• _TASK_:
Look through the entries below, please, and copy every line with the word "title".
(Beginning of TASK INPUTS)
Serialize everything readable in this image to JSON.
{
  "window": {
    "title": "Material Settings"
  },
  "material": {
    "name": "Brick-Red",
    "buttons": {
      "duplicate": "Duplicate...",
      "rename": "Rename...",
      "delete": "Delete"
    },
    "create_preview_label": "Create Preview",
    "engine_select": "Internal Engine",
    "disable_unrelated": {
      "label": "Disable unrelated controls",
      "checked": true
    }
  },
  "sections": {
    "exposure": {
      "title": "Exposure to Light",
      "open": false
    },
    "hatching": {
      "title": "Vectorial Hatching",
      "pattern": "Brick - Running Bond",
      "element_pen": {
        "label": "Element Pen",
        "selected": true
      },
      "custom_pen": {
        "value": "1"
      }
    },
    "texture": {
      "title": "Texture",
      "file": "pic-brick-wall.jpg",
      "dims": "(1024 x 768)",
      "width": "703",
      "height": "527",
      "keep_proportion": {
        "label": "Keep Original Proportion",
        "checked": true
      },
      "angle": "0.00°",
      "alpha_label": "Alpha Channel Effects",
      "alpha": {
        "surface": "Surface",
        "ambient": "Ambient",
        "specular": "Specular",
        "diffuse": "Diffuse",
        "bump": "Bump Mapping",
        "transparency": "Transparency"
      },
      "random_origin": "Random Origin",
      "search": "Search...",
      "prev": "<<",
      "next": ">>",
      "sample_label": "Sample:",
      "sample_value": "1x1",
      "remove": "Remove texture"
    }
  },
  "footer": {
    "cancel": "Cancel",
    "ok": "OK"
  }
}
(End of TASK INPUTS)
• _THE ANSWER_:
    "title": "Material Settings"
      "title": "Exposure to Light",
      "title": "Vectorial Hatching",
      "title": "Texture",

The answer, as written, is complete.